Six years ago, two teens were killed by an Illinois state trooper who was speeding to an accident. Now, their mother is trying to make a difference by reminding law enforcement around the country to drive safely.
Kimberly Schlau has made her way to Lincoln. About 100 law enforcement officers were at the training session Wednesday. Although the lectures can't bring her daughters back, Schlau said she can only hope their deaths will remind police to be careful.
It was the day after Thanksgiving, almost six years ago that Schlau and her three daughters were going to put up their Christmas tree together, until a fatal crash changed the family's life forever.
Sisters Jessica and Kelli were driving home along I–64 in Illinois when a state trooper responding to a call crashed into their car, killing them on impact.
"Up until that moment I had three kids," Schlau said. "And the coroner being there gave me the idea that I was about to find out I didn't have three kids anymore."
Reports say the state trooper was going 126 mph at the time of the crash. Reports also show he was using both his mobile computer and a personal cell phone moments before losing control of his car.
Now, Schlau is turning her grief into a training session for law enforcement across the country.
"I know how it feels to stand at your front door and watch the police come up your driveway to tell you you're kids aren't coming home," Schlau said. "I know how that feels, and I didn't want that to happen to anyone else."
Schlau has been all over the country. This week, she's telling her daughters' story to the Lincoln Police Department.

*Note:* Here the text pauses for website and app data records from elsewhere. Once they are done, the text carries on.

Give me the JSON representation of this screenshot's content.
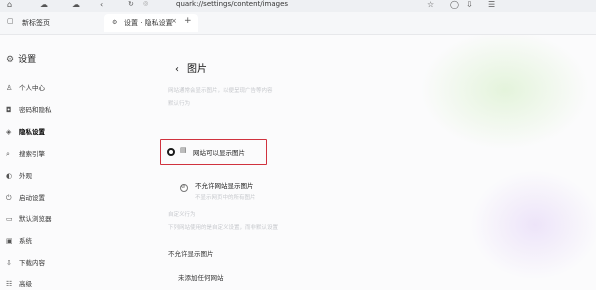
{
  "browser": {
    "address": "quark://settings/content/images",
    "tabs": [
      {
        "label": "新标签页"
      },
      {
        "label": "设置 · 隐私设置"
      }
    ],
    "new_tab_icon": "plus-icon"
  },
  "sidebar": {
    "title": "设置",
    "items": [
      {
        "label": "个人中心",
        "icon": "user-icon"
      },
      {
        "label": "密码和隐私",
        "icon": "lock-icon"
      },
      {
        "label": "隐私设置",
        "icon": "shield-icon",
        "active": true
      },
      {
        "label": "搜索引擎",
        "icon": "search-icon"
      },
      {
        "label": "外观",
        "icon": "palette-icon"
      },
      {
        "label": "启动设置",
        "icon": "power-icon"
      },
      {
        "label": "默认浏览器",
        "icon": "browser-icon"
      },
      {
        "label": "系统",
        "icon": "system-icon"
      },
      {
        "label": "下载内容",
        "icon": "download-icon"
      },
      {
        "label": "高级",
        "icon": "advanced-icon"
      }
    ]
  },
  "main": {
    "title": "图片",
    "blurred_description": "网站通常会显示图片，以便呈现广告等内容",
    "blurred_sub": "默认行为",
    "option_allow": "网站可以显示图片",
    "option_block": "不允许网站显示图片",
    "option_block_desc": "不显示网页中的所有图片",
    "custom_behavior": "自定义行为",
    "custom_desc": "下列网站使用的是自定义设置，而非默认设置",
    "not_allowed_label": "不允许显示图片",
    "no_sites": "未添加任何网站"
  },
  "colors": {
    "highlight": "#d0323e"
  }
}
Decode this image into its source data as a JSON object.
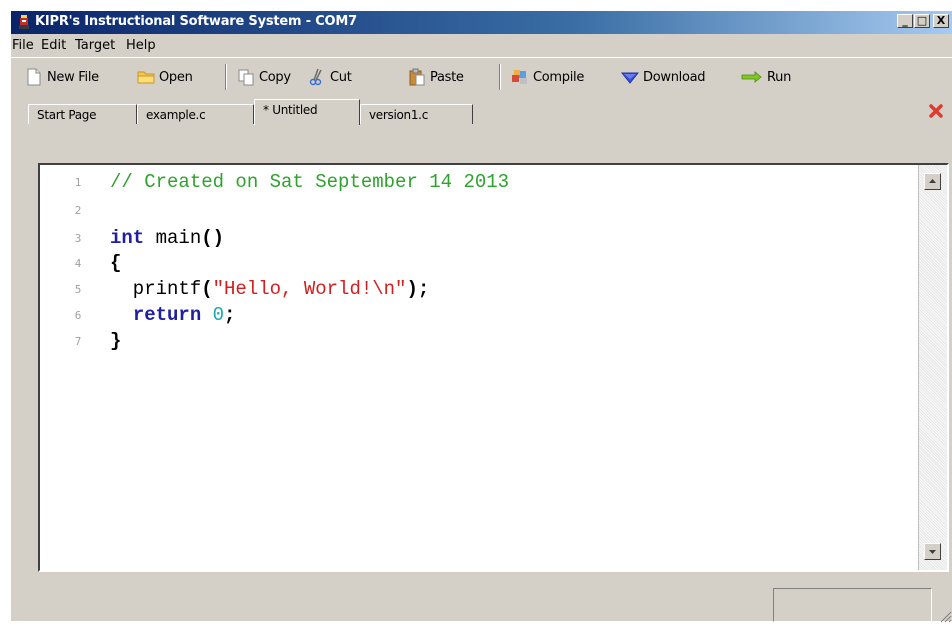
{
  "window": {
    "title": "KIPR's Instructional Software System - COM7",
    "controls": {
      "minimize": "_",
      "maximize": "□",
      "close": "X"
    }
  },
  "menu": [
    "File",
    "Edit",
    "Target",
    "Help"
  ],
  "toolbar": {
    "new_file": "New File",
    "open": "Open",
    "copy": "Copy",
    "cut": "Cut",
    "paste": "Paste",
    "compile": "Compile",
    "download": "Download",
    "run": "Run"
  },
  "tabs": [
    {
      "label": "Start Page",
      "active": false
    },
    {
      "label": "example.c",
      "active": false
    },
    {
      "label": "* Untitled",
      "active": true
    },
    {
      "label": "version1.c",
      "active": false
    }
  ],
  "editor": {
    "line_numbers": [
      "1",
      "2",
      "3",
      "4",
      "5",
      "6",
      "7"
    ],
    "lines": {
      "l1_comment": "// Created on Sat September 14 2013",
      "l3_kw": "int",
      "l3_rest": " main",
      "l3_paren": "()",
      "l4_brace": "{",
      "l5_indent": "  printf",
      "l5_paren_open": "(",
      "l5_str": "\"Hello, World!\\n\"",
      "l5_paren_close": ");",
      "l6_indent": "  ",
      "l6_kw": "return",
      "l6_space": " ",
      "l6_num": "0",
      "l6_semi": ";",
      "l7_brace": "}"
    }
  },
  "colors": {
    "comment": "#2ea32e",
    "keyword": "#1f1f9f",
    "string": "#d21e1e",
    "number": "#1aa5b5",
    "close_tab": "#e03a2f"
  }
}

More than 300 officers will attend the lectures.
Chief Jim Peschong said it's important for officers to exercise caution when responding to a call.
"We've got to wind up getting ourselves in the mindset of thinking about what it is that we're doing, so we're not pushing that accelerator too low," Chief Peschong said.
And Schlau said her lectures are more than just getting the word out on safe driving. She said they're a way for her to hold onto the memories of her daughters.
"Through things like this I can put them out there," Schlau said. "I can keep them alive, I can tell people how fabulous and wonderfully amazing those girls were. And this is their legacy."
The state trooper has been convicted of four felonies, two of them being reckless homicide. He served a 30-month probation.